About this exercise = Search the records below for the word "true" and show every line where it occurs.

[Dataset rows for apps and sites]
※

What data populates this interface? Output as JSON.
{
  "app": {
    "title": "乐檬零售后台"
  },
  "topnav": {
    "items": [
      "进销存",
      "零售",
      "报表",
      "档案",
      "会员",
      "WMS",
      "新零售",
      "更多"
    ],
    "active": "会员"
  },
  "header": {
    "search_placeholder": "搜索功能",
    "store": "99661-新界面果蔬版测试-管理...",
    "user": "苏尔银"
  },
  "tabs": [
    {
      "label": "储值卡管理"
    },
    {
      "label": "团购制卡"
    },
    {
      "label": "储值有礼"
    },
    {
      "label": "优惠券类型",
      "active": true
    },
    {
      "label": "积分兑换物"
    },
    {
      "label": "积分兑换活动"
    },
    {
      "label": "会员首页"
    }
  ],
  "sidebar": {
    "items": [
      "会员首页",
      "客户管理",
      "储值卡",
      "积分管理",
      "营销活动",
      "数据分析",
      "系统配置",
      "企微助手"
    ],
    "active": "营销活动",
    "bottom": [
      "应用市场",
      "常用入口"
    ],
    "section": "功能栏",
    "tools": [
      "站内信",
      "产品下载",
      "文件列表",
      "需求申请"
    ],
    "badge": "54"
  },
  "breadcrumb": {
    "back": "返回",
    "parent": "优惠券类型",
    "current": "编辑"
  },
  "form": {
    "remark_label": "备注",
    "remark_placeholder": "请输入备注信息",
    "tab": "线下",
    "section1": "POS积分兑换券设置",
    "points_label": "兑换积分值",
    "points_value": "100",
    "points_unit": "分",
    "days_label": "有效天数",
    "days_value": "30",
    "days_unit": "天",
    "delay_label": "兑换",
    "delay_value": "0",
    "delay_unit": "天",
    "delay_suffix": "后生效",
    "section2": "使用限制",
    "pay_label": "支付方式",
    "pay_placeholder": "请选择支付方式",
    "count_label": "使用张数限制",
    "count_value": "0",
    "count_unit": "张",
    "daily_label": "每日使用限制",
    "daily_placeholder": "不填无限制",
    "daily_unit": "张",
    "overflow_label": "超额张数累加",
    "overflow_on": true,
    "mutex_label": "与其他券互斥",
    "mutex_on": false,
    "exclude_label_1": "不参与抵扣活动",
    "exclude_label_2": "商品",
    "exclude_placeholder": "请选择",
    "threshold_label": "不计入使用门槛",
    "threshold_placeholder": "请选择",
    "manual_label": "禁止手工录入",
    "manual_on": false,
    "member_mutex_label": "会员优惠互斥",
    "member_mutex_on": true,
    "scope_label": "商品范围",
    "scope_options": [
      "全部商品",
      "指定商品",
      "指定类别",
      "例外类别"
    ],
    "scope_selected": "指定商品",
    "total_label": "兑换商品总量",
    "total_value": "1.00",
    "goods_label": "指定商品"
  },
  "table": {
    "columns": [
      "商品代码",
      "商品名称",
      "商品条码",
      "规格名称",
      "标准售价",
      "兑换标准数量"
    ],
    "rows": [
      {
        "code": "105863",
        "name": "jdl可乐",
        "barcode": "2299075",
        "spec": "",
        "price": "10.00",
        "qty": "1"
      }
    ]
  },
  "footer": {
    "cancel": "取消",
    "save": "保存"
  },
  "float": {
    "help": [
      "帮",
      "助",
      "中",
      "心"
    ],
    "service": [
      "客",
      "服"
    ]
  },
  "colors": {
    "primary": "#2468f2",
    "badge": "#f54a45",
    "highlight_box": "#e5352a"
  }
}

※

Task output =
      "active": true
    "overflow_on": true,
    "member_mutex_on": true,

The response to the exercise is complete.